And if that wasn’t enough of a reason to not buy the insurance from the pension, consider the fact that the longer the pension recipient lives, the fewer years the spouse is receiving the insurance from the pension. When you think about this, buying the insurance from the pension means that you are accepting an arrangement where you are paying an ever-increasing monthly premium for a decreasing benefit.

And unlike a life insurance policy purchased outside of the pension system, this pension insurance for the spouse only extends to your spouse, unless you were to choose a child as the beneficiary.

Be Careful

Now, if you choose to purchase the insurance outside of the pension system, it is critical that the type of policy you purchase and the amount of insurance obtained are in alignment with what you need to protect your family.

One misstep in this process can leave your policy at risk of lapsing or expiring, leaving your spouse vulnerable to a significant income gap. (You could be susceptible to this occurring if you do not fully understand how a policy works, which can lead to a lapsed contract and loss of benefits.)

To download my free guide that will take you through the process of determining benefits and the type of life insurance best suited for protecting the benefits, visit

Benefits and guarantees are based on the claims paying ability of the insurance company.

Securities offered only by duly registered individuals through Madison Avenue Securities, LLC. (MAS), Member FINRA &SIPC. Advisory services offered only by duly registered individuals through Skrobonja Wealth Management (SWM), a registered investment advisor. Tax services offered only through Skrobonja Tax Consulting. MAS does not offer Build Banking or tax advice. Skrobonja Financial Group, LLC, Skrobonja Wealth Management, LLC, Skrobonja Insurance Services, LLC, Skrobonja Tax Consulting, and Build Banking are not affiliated with MAS.

Skrobonja Wealth Management, LLC is a registered investment adviser. Advisory services are only offered to clients or prospective clients where Skrobonja Wealth Management, LLC and its representatives are properly licensed or exempt from licensure.


This article was written by and presents the views of our contributing adviser, not the Kiplinger editorial staff. You can check adviser records with the SEC or with FINRA.

Brian Skrobonja, Chartered Financial Consultant (ChFC®)
Founder & President, Skrobonja Financial Group LLC and Skrobonja Wealth Management, LLC

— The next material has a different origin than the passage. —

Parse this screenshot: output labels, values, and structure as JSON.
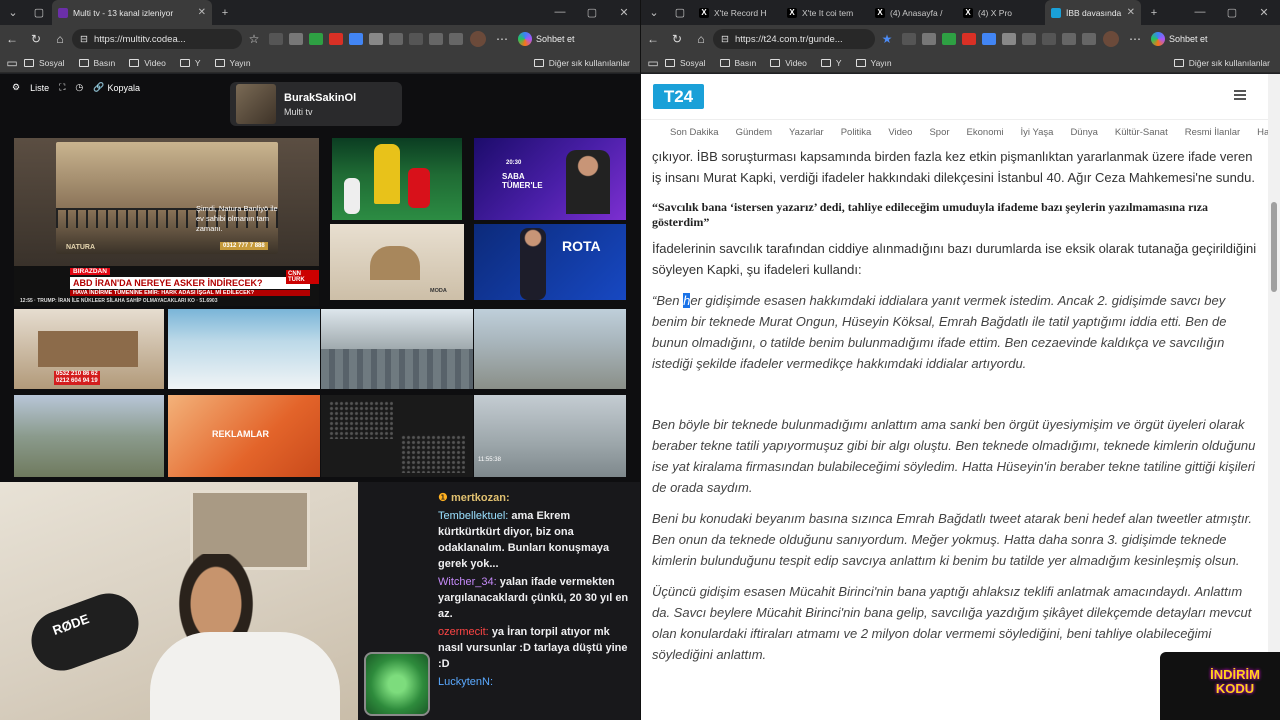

Brian Skrobonja is a Chartered Financial Consultant (ChFC®) and Certified Private Wealth Advisor (CPWA®), as well as an author, blogger, podcaster and speaker. He is the founder and president of a St. Louis, Mo.-based wealth management firm. His goal is to help his audience discover the root of their beliefs about money and challenge them to think differently to reach their goals. Brian is the author of three books, and his Common Sense podcast was named one of the Top 10 podcasts by Forbes. In 2017, 2019, 2020, 2021 and 2022, Brian was awarded Best Wealth Manager. In 2021, he received Best in Business and the Future 50 in 2018 from St. Louis Small Business.